Local public health directors predict it will be harder to get residents and customers to follow local mandates if the statewide order is lifted.
“We saw more compliance when the state order was put in place,” last summer said Bob McDonald, executive director of the Denver Department of Public Health and Environment. “I suspect we'll see less compliance when the state lifts their order. That does put an added burden on local public health departments.”
Getting the message out at the local or regional level is simply more challenging without the governor’s support.
“I think it makes it harder for all local public health departments when you have to enforce something at the local level,” he said.
Signaling 'the end' too early
Many Coloradans will interpret the end of the statewide mask mandate as a signal that the crisis is over and “that we're on our way out of the pandemic,” even if that’s premature, said Joni Reynolds, Gunnison County’s public health director.
Without the statewide order, employees of counties or businesses that want to maintain mask requirements will have to enforce the policy, which could put them at risk.
She said she and others in local public health have voiced their concerns to the governor and his team, but so far it’s been unpersuasive.
“I feel powerless there,” she said. “I don't feel like my voice is influential in those state decisions.”
Reynolds issued a mask mandate early in the pandemic last March and said she plans to keep it in place in Gunnison until it expires this summer, regardless of what the state does.
“My intent is to stay with that until July 1,” she said.
National public health experts are urging states like Colorado to hold on to their mask mandates for just a few more weeks, perhaps until Memorial Day, when many more people will be vaccinated and schools will be out.
“We're really at this pivotal point,” said Dr. John Swartzberg, a clinical professor emeritus and expert in infectious diseases at the UC Berkeley School of Public Health.
“If we do hang on for a few more weeks,” if states like Colorado, and the nation, can successfully vaccinate a large part of the population, then summer could look much more normal.

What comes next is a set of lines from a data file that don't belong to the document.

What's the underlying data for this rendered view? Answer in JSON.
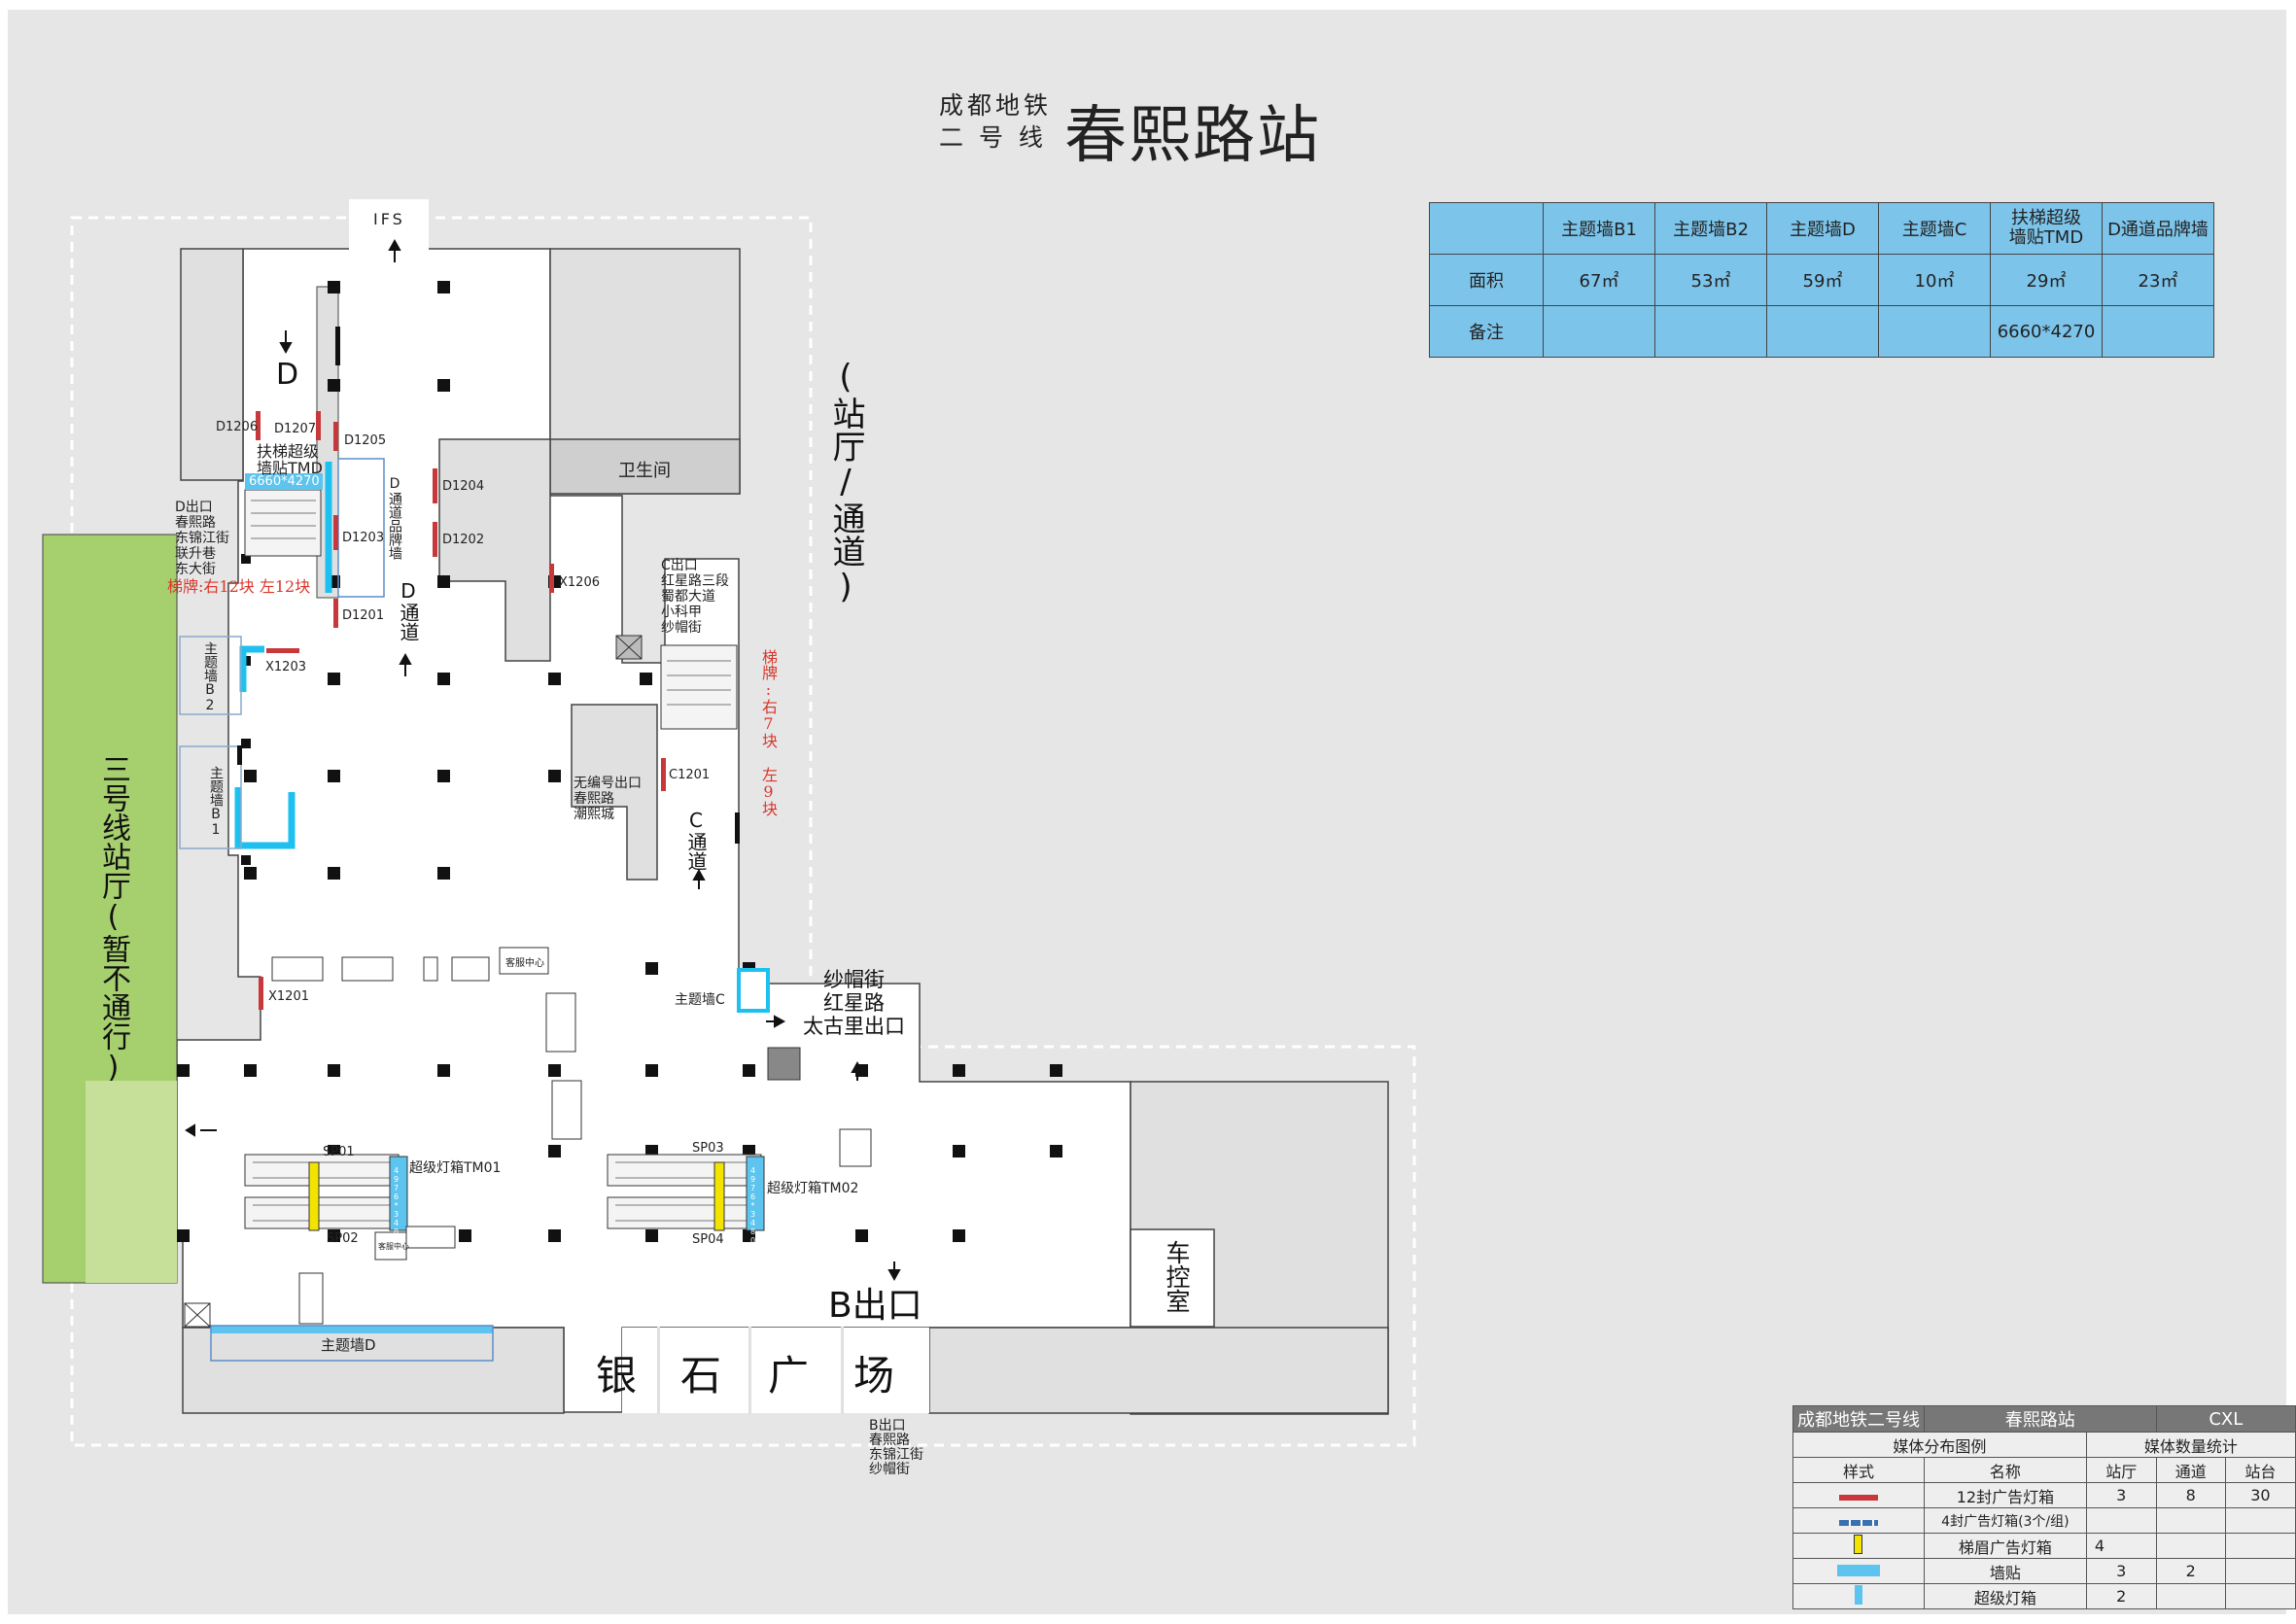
{
  "title": {
    "line": "成都地铁\n二 号 线",
    "line_top": "成都地铁",
    "line_bottom": "二 号 线",
    "station": "春熙路站"
  },
  "area_table": {
    "columns": [
      "主题墙B1",
      "主题墙B2",
      "主题墙D",
      "主题墙C",
      "扶梯超级墙贴TMD",
      "D通道品牌墙"
    ],
    "col_tmd_line1": "扶梯超级",
    "col_tmd_line2": "墙贴TMD",
    "rows": [
      {
        "label": "面积",
        "values": [
          "67㎡",
          "53㎡",
          "59㎡",
          "10㎡",
          "29㎡",
          "23㎡"
        ]
      },
      {
        "label": "备注",
        "values": [
          "",
          "",
          "",
          "",
          "6660*4270",
          ""
        ]
      }
    ]
  },
  "plan": {
    "ifs": "IFS",
    "d_marker": "D",
    "tmd_label_1": "扶梯超级",
    "tmd_label_2": "墙贴TMD",
    "tmd_size": "6660*4270",
    "d_exit": [
      "D出口",
      "春熙路",
      "东锦江街",
      "联升巷",
      "东大街"
    ],
    "d_stairs_note": "梯牌:右12块 左12块",
    "d_brand_wall": "D通道品牌墙",
    "d_channel": "D通道",
    "toilet": "卫生间",
    "c_exit": [
      "C出口",
      "红星路三段",
      "蜀都大道",
      "小科甲",
      "纱帽街"
    ],
    "c_stairs_note": "梯牌:右7块 左9块",
    "c_channel": "C通道",
    "no_number_exit": [
      "无编号出口",
      "春熙路",
      "潮熙城"
    ],
    "hall_label": "(站厅/通道)",
    "line3_hall": "三号线站厅(暂不通行)",
    "theme_b2": "主题墙B2",
    "theme_b1": "主题墙B1",
    "theme_c": "主题墙C",
    "theme_d": "主题墙D",
    "service_center": "客服中心",
    "service_center_small": "客服中心",
    "taigu_exit": [
      "纱帽街",
      "红星路",
      "太古里出口"
    ],
    "super_tm01": "超级灯箱TM01",
    "super_tm02": "超级灯箱TM02",
    "tm01_size": "4976*3480",
    "tm02_size": "4976*3480",
    "b_exit": "B出口",
    "b_exit_list": [
      "B出口",
      "春熙路",
      "东锦江街",
      "纱帽街"
    ],
    "control_room": "车控室",
    "plaza": [
      "银",
      "石",
      "广",
      "场"
    ],
    "codes": {
      "d1206": "D1206",
      "d1207": "D1207",
      "d1205": "D1205",
      "d1204": "D1204",
      "d1202": "D1202",
      "d1203": "D1203",
      "d1201": "D1201",
      "x1206": "X1206",
      "x1203": "X1203",
      "c1201": "C1201",
      "x1201": "X1201",
      "sp01": "SP01",
      "sp02": "SP02",
      "sp03": "SP03",
      "sp04": "SP04"
    }
  },
  "legend": {
    "header": [
      "成都地铁二号线",
      "春熙路站",
      "CXL"
    ],
    "subheader": [
      "媒体分布图例",
      "媒体数量统计"
    ],
    "columns": [
      "样式",
      "名称",
      "站厅",
      "通道",
      "站台"
    ],
    "rows": [
      {
        "name": "12封广告灯箱",
        "hall": "3",
        "channel": "8",
        "platform": "30",
        "swatch": "#c8373a"
      },
      {
        "name": "4封广告灯箱(3个/组)",
        "hall": "",
        "channel": "",
        "platform": "",
        "swatch": "#3a6fb0"
      },
      {
        "name": "梯眉广告灯箱",
        "hall": "4",
        "channel": "",
        "platform": "",
        "swatch": "#f2e400"
      },
      {
        "name": "墙贴",
        "hall": "3",
        "channel": "2",
        "platform": "",
        "swatch": "#5cc4ee"
      },
      {
        "name": "超级灯箱",
        "hall": "2",
        "channel": "",
        "platform": "",
        "swatch": "#5cc4ee"
      }
    ]
  },
  "colors": {
    "background": "#e6e6e6",
    "table_fill": "#7cc4ea",
    "line3_green": "#a6cf6e",
    "wall_blue": "#1ec0f0",
    "ad_red": "#c8373a",
    "yellow": "#f2e400"
  }
}
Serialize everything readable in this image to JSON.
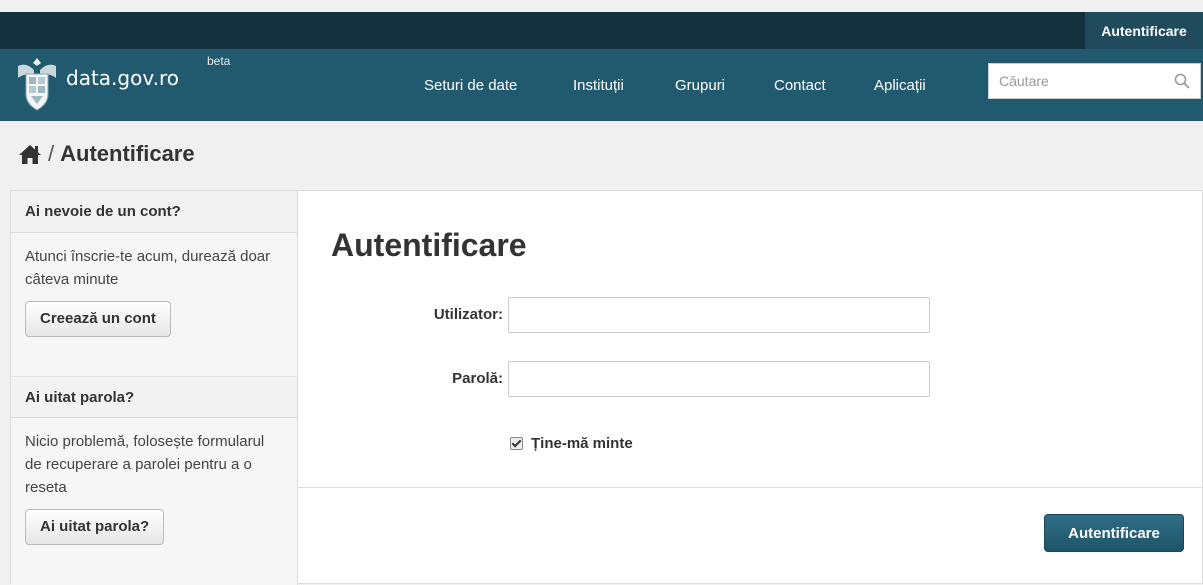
{
  "topbar": {
    "login_link": "Autentificare"
  },
  "brand": {
    "site_name": "data.gov.ro",
    "badge": "beta"
  },
  "nav": {
    "items": [
      "Seturi de date",
      "Instituții",
      "Grupuri",
      "Contact",
      "Aplicații"
    ]
  },
  "search": {
    "placeholder": "Căutare"
  },
  "breadcrumb": {
    "separator": "/",
    "current": "Autentificare"
  },
  "sidebar": {
    "signup": {
      "heading": "Ai nevoie de un cont?",
      "text": "Atunci înscrie-te acum, durează doar câteva minute",
      "button": "Creează un cont"
    },
    "forgot": {
      "heading": "Ai uitat parola?",
      "text": "Nicio problemă, folosește formularul de recuperare a parolei pentru a o reseta",
      "button": "Ai uitat parola?"
    }
  },
  "login_form": {
    "title": "Autentificare",
    "username_label": "Utilizator:",
    "username_value": "",
    "password_label": "Parolă:",
    "password_value": "",
    "remember_label": "Ține-mă minte",
    "remember_checked": true,
    "submit": "Autentificare"
  },
  "colors": {
    "topbar": "#12313d",
    "navbar": "#215a6e",
    "primary_button": "#1f5468"
  },
  "icons": {
    "search": "search-icon",
    "home": "home-icon",
    "crest": "coat-of-arms-icon"
  }
}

Many more people won’t get sick, hospitalized or die, and the U.S. can avoid another brutal wave, like recently in Europe, or even more catastrophically, in Brazil, where variants have run wild.
Elbert County’s Smith said the community has their hearts set on hosting a major annual event, the Elizabeth Stampede Rodeo the first week of June. The event, which hosts crowds of 2,100, was canceled last year for the first time since World War II, Smith said. He hopes the overall situation looks favorable enough for it to happen this year.
“We still got two months (until then),” he said. “The reality is at some point we’ve got to dip our feet in the water,” while still having safeguards in place.
Editor's Note: A previous version of this story misstated Dwayne Smith's name.